Each month, housing starts, completions, and sales estimates derived from this survey are adjusted by the total numbers of authorized housing units (obtained from the Building Permits Survey) to develop national and regional estimates. Estimates are adjusted to reflect variations by region and type of construction, and to account for late reports and houses started or sold before a permit has been issued. Reported data are seasonally adjusted. The Construction Methodology (PDF) document contains further information.
As in most US Census reports, Econintersect does not agree with the seasonal adjustment methodology used and provides an alternate analysis. The issue is that the exceptionally large recession and subsequent economic roller coaster has caused data distortions that become exaggerated when the seasonal adjustment methodology uses several years of data.
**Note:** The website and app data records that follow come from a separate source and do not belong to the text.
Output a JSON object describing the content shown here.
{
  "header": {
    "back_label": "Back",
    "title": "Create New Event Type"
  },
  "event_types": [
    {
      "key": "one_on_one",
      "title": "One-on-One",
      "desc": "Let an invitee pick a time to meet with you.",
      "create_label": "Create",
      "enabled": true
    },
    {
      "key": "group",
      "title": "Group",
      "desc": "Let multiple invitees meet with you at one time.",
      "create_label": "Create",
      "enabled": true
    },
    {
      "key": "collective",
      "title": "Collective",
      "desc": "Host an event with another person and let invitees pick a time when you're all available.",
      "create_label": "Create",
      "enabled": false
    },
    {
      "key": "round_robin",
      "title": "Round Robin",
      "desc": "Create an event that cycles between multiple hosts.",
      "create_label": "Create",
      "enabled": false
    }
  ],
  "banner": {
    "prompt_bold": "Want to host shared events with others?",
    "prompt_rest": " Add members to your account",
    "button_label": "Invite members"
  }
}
Further, Econintersect believes there may be a New Normal seasonality and using data prior to the end of the recession for seasonal analysis could provide the wrong conclusion.
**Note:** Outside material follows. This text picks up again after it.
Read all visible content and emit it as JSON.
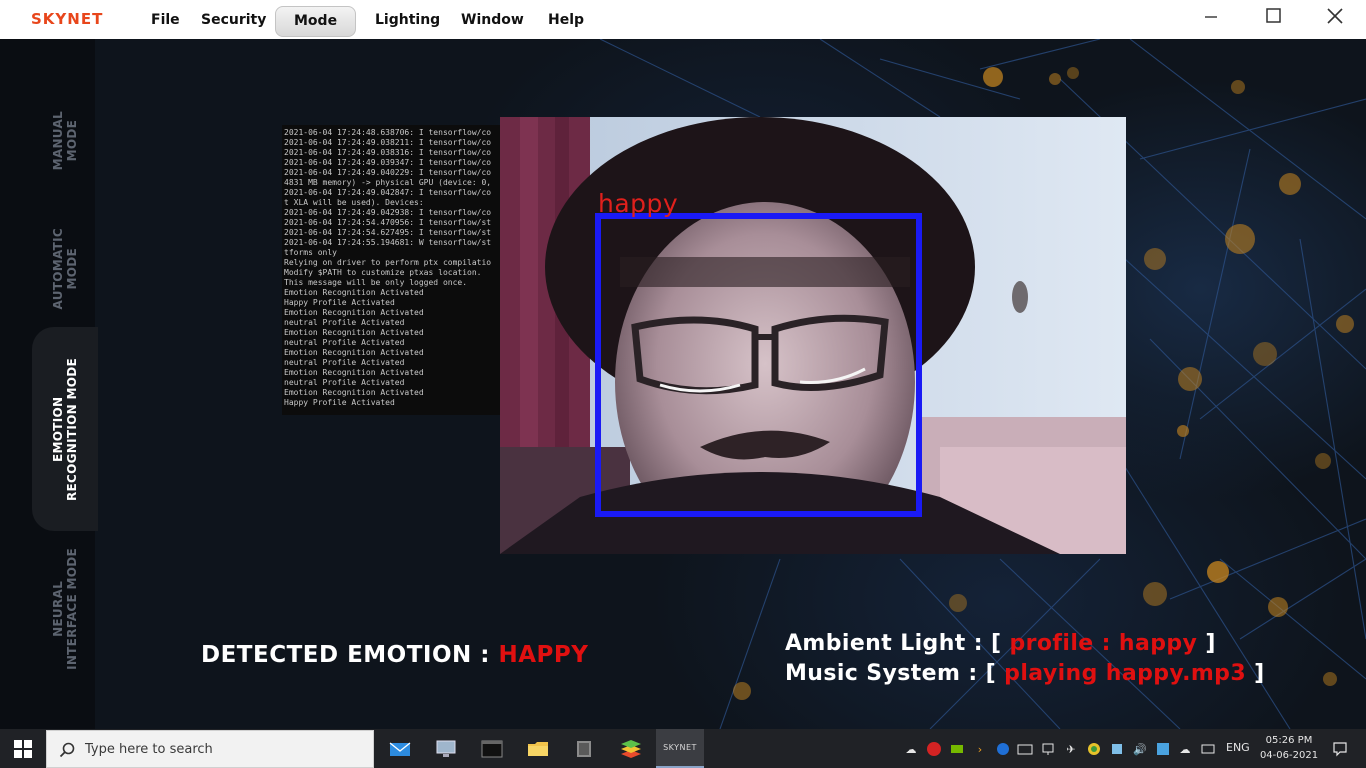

Econintersect determines the month-over-month change by subtracting the current month’s year-over-year change from the previous month’s year-over-year change. This is the best of the bad options available to determine month-over-month trends – as the preferred methodology would be to use multi-year data (but the New Normal effects and the Great Recession distort historical data).
With new home sales at 25% of past rates, whatever your interpretation of the new home sales data is not significant enough to matter. Also the data is distorted by the first home buyer’s stimulus which required contract signing before 30 April 2010 – causing a data bubble and subsequent trough. In spite of Econintersect‘s reservations about the efficacy of seasonal adjustment at the present time, it is interesting to look at the deep history of the seasonally adjusted data.
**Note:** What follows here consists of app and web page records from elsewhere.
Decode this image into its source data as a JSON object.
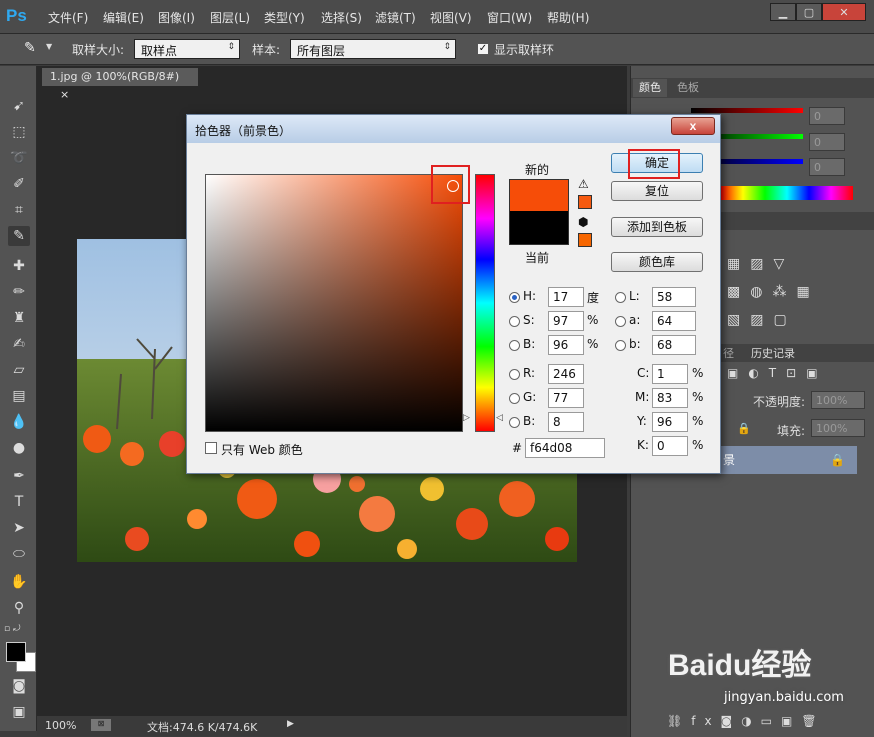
{
  "app": {
    "logo": "Ps"
  },
  "menubar": {
    "items": [
      "文件(F)",
      "编辑(E)",
      "图像(I)",
      "图层(L)",
      "类型(Y)",
      "选择(S)",
      "滤镜(T)",
      "视图(V)",
      "窗口(W)",
      "帮助(H)"
    ]
  },
  "optionsbar": {
    "sample_size_label": "取样大小:",
    "sample_size_value": "取样点",
    "sample_label": "样本:",
    "sample_value": "所有图层",
    "show_ring_label": "显示取样环",
    "show_ring_checked": true
  },
  "document": {
    "tab_title": "1.jpg @ 100%(RGB/8#)",
    "tab_close": "×"
  },
  "statusbar": {
    "zoom": "100%",
    "doc_info": "文档:474.6 K/474.6K"
  },
  "panels": {
    "color_tabs": [
      "颜色",
      "色板"
    ],
    "rgb_values": [
      "0",
      "0",
      "0"
    ],
    "history_tabs": [
      "径",
      "历史记录"
    ],
    "opacity_label": "不透明度:",
    "opacity_value": "100%",
    "fill_label": "填充:",
    "fill_value": "100%",
    "layer_name": "景"
  },
  "dialog": {
    "title": "拾色器（前景色）",
    "close": "x",
    "new_label": "新的",
    "current_label": "当前",
    "new_color": "#f64d08",
    "current_color": "#000000",
    "buttons": {
      "ok": "确定",
      "reset": "复位",
      "add_swatch": "添加到色板",
      "libraries": "颜色库"
    },
    "hsb": {
      "H": {
        "label": "H:",
        "value": "17",
        "unit": "度"
      },
      "S": {
        "label": "S:",
        "value": "97",
        "unit": "%"
      },
      "B": {
        "label": "B:",
        "value": "96",
        "unit": "%"
      }
    },
    "lab": {
      "L": {
        "label": "L:",
        "value": "58"
      },
      "a": {
        "label": "a:",
        "value": "64"
      },
      "b": {
        "label": "b:",
        "value": "68"
      }
    },
    "rgb": {
      "R": {
        "label": "R:",
        "value": "246"
      },
      "G": {
        "label": "G:",
        "value": "77"
      },
      "B": {
        "label": "B:",
        "value": "8"
      }
    },
    "cmyk": {
      "C": {
        "label": "C:",
        "value": "1",
        "unit": "%"
      },
      "M": {
        "label": "M:",
        "value": "83",
        "unit": "%"
      },
      "Y": {
        "label": "Y:",
        "value": "96",
        "unit": "%"
      },
      "K": {
        "label": "K:",
        "value": "0",
        "unit": "%"
      }
    },
    "hex_label": "#",
    "hex_value": "f64d08",
    "web_only_label": "只有 Web 颜色"
  },
  "watermark": {
    "brand": "Baidu经验",
    "url": "jingyan.baidu.com"
  }
}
The broad bottoming process for new home sales in 2010 may not be confirmed or denied for another year or more. The critical factor will be whether the one-year positive trend can continue as year-over-year comparisons will no longer be against the very low sales after the collapse of the tax credit stimulus micro-bubble.
The seasonally adjusted new home sales rate is the lowest it has been for 50 years and has been at that level for almost two years. At the beginning of 1963 the U.S. population was around 188 million. With annual new home sales averaging around 550,000 per year in 1963, the extreme depression in the new home market is evident. In 1963 the rate of new home sales was about 290,000 per 100 million of population. In 2011 the number is about 100,000 per 100 million.
It is more informative to look at these changes over the nearly fifty-year history. The following graph shows new home sales normalized to population from from St, Louis Fed:
Seasonally Adjusted New Home Sales Ratio to Population
The same data is plotted below to include the average for the entire period and two moving averages (graph updated through October 2011):
The bottom line is that the new home market is in an extreme depression and the apparent bottoming process has been dragging on for two years, if in fact the bottom has been reached. Recent review of the Fed 2011 stress tests for banks has a new recession scenario that would see home prices decline another 20% from here. It is unlikely that the attempts to complete a bottom here could hold under those conditions. Econintersect analysis of recession indicators is still not seeing the start of new U.S. recession, however. We can only hope that outlook continues.
[iframe src=”http://econintersect.com/authors/author.htm?author=/home/aleta/public_html/authors/John Lounsbury.htm” width=”600″ height=”650″ frameborder=”0″ scrolling=”no”]